• [Your objective]: The lines to copy are those with "label" in them. Pull each one from the entries below.

Entries shown Block Start

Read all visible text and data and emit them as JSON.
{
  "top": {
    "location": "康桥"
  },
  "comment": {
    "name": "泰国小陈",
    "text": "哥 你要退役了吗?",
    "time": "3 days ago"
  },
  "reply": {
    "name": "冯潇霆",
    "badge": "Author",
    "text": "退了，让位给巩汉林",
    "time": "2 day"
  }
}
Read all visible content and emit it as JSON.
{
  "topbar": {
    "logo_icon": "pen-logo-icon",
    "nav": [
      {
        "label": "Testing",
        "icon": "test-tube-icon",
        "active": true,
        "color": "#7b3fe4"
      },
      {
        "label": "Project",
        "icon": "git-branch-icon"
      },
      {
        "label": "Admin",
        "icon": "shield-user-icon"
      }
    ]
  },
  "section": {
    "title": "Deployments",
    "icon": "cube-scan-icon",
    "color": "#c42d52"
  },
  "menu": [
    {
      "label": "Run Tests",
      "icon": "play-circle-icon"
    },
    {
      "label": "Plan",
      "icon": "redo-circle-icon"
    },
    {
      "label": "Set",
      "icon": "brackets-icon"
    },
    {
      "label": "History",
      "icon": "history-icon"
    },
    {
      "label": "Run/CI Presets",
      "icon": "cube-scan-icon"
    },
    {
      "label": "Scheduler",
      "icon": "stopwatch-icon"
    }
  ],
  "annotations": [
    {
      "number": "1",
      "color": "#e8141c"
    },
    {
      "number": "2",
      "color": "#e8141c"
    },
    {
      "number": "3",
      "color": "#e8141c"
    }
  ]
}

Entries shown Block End

• [Solved problem]:
        "label": "Testing",
        "label": "Project",
        "label": "Admin",
      "label": "Run Tests",
      "label": "Plan",
      "label": "Set",
      "label": "History",
      "label": "Run/CI Presets",
      "label": "Scheduler",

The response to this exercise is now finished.